How are digital technologies affecting the traditional work of libraries? How will these technologies transform libraries in the future? Join this distinguished panel for a discussion of the central issues confronting libraries in the digital age.
Youth in a Digital Era
The "moral panic" that surrounded the shootings in Littleton, Colorado sparked dramatic responses from the on-line community. Jon Katz's "Voices from the Hellmouth" series on slashdot.com became the focal point for teenagers to respond to the crackdown on cultural diversity in the schools. Katz and Jenkins will have a conversation about American politics, teen culture, the education system, and the power of the internet.
"Real Artists Don't Go to MIT"

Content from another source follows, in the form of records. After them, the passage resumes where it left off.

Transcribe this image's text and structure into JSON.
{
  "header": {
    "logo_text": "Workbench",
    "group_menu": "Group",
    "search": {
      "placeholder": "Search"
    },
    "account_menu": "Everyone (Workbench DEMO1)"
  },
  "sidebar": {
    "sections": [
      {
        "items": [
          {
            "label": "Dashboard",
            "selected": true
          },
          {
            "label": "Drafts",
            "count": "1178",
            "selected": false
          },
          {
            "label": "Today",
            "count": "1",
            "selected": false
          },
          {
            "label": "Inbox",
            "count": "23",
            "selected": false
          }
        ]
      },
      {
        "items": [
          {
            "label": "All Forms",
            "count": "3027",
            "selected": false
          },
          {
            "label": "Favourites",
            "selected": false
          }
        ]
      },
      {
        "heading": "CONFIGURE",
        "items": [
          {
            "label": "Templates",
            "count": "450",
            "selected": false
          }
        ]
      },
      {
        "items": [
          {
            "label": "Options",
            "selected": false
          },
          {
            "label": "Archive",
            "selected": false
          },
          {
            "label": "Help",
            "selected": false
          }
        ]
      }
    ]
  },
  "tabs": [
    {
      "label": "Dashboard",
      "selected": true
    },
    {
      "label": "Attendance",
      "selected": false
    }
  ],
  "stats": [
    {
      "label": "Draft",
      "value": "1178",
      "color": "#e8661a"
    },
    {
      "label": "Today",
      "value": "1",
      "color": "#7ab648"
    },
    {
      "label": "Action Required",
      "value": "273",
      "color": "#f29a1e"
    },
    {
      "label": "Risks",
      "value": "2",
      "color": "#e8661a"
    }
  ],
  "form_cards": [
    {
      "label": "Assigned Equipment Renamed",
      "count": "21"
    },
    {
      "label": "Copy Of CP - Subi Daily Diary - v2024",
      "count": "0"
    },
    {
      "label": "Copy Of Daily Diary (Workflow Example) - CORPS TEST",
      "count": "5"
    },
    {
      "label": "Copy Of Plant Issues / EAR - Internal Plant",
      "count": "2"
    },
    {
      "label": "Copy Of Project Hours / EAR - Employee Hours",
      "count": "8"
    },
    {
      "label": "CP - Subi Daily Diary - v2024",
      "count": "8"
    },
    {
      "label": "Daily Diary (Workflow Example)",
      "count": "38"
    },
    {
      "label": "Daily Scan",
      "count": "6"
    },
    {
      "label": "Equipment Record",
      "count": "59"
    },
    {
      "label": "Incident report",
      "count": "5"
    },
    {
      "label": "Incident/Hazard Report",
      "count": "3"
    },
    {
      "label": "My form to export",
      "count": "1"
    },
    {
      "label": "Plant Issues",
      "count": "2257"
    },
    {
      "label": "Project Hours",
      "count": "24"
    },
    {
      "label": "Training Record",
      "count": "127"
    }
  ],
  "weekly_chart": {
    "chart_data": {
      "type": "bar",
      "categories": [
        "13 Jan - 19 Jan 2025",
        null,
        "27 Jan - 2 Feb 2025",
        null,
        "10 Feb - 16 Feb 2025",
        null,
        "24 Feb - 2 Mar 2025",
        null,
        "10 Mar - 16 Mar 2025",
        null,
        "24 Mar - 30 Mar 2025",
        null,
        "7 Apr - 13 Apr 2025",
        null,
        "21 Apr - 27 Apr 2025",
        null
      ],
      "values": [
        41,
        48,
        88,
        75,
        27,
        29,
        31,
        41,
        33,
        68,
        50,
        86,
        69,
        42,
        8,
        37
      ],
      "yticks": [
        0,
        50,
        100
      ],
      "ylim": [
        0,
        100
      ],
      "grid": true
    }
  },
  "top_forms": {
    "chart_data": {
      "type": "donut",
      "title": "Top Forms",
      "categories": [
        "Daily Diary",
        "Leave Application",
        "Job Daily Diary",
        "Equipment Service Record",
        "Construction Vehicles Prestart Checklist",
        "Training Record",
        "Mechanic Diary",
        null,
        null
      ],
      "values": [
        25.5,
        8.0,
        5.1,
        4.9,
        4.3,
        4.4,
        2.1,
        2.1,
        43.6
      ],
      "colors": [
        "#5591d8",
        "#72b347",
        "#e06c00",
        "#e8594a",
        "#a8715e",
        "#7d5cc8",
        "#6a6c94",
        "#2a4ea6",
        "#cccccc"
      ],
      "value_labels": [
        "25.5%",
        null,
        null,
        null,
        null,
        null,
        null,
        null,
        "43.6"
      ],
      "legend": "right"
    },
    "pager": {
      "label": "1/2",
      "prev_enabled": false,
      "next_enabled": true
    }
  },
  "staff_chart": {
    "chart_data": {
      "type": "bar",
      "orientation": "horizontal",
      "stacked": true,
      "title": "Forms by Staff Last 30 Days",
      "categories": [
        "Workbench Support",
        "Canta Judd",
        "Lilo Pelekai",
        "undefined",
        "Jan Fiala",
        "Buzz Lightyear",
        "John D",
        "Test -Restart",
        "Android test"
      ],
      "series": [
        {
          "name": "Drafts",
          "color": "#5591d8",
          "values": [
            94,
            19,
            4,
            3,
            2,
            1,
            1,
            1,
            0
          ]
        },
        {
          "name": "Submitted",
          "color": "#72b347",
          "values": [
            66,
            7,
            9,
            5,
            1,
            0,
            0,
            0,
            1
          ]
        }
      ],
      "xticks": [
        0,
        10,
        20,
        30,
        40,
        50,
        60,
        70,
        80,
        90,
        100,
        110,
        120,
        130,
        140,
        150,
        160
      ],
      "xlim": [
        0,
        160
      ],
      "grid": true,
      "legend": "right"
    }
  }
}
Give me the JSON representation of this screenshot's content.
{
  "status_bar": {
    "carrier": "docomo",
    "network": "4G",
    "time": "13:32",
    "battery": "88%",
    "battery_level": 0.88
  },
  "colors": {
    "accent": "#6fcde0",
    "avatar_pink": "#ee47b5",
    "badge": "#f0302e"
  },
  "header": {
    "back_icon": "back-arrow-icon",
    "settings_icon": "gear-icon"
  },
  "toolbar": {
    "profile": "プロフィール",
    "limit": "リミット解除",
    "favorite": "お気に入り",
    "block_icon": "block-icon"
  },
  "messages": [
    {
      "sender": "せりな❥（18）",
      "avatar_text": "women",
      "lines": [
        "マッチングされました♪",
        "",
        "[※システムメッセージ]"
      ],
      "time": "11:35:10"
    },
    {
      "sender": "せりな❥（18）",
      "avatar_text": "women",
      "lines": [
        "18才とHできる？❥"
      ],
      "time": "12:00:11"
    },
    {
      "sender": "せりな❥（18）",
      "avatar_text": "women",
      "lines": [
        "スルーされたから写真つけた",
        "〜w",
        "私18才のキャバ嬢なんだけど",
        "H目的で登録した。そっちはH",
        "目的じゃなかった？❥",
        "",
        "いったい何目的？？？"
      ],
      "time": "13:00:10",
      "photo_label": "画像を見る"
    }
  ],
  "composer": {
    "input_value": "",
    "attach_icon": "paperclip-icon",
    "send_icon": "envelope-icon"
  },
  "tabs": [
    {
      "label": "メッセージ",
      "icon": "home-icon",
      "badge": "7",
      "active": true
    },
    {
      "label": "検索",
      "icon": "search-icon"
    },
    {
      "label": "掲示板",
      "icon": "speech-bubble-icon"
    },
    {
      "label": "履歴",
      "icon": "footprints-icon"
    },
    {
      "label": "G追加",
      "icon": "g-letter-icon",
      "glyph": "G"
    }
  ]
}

John Maeda will discuss some issues about art at MIT in the context of his personal work as well as the work performed at the Media Lab Aesthetics and Computation Group. Central to the discussion will be an attempt to discover pathways for MIT students to realize their destiny as humanist technologists.
The Public Intellectual
This forum aims to explore the ways in which academic ideas have been disseminated to the public in recent years and how (or whether) this has changed the professional priorities and research of scholars.
Imaging Science and Technology
Stealth Bombers: Invisible Information?
A cable television documentary described the development of the $2 billion B-2 bomber (and other stealth planes). Was the program adequate? What information does the American public get about such high tech weapons--or about scientific and technological information more generally? Robert Zalisk, the writer and co-producer of the program, screened his documentary and raised some disturbing questions about how his work was edited and "framed" by the cable channel that telecast it.
The Dark Side of Information Technology
What impact will information technology have on world culture? Will it widen the exisiting gap between the rich and the poor? This issue was addressed in a seminar organised by Sangam, the MIT-Indian Students' Association and co-sponsored by the Media in Transition Project and MIT Communications Forum.
Beyond the Ivory Tower:
This forum examined the role of the "public intellectual," considered the ways in which academic ideas have been disseminated to the public and asked how (or whether) so-called "popular science" has changed professional priorities and research.
Journalism and Cyberspace
How has American journalism been affected by digital technologies? What new skills and new knowledge are needed by reporters and editors assigned to cover the "cyber-beat"? How have traditional newspaper formats been altered, challenged, enhanced by the World Wide Web? Do the Web and other aspects of the digital future threaten the very existence of newspapers in the long term?
Hypertext in Historical Context:
This forum used video clips from Ted Nelson's lecture at a 1995 symposium in honor of Vannevar Bush to illustrate how hypertext evolved from conceptualizations rooted in older media toward the reality of today's World Wide Web. A discussion following the screening considered factors that have constrained current implementations of hypertext.
The Aesthetics of Transition - Three
Film historian Tom Gunning reported on his latest reseach on early movies and other media technologies.
Race and Cyberspace
This day-long symposium examined the ways in which digital media may be shaping our notions of race.
[Information about events held before 1997 is available from the MIT Communications Forum web site.]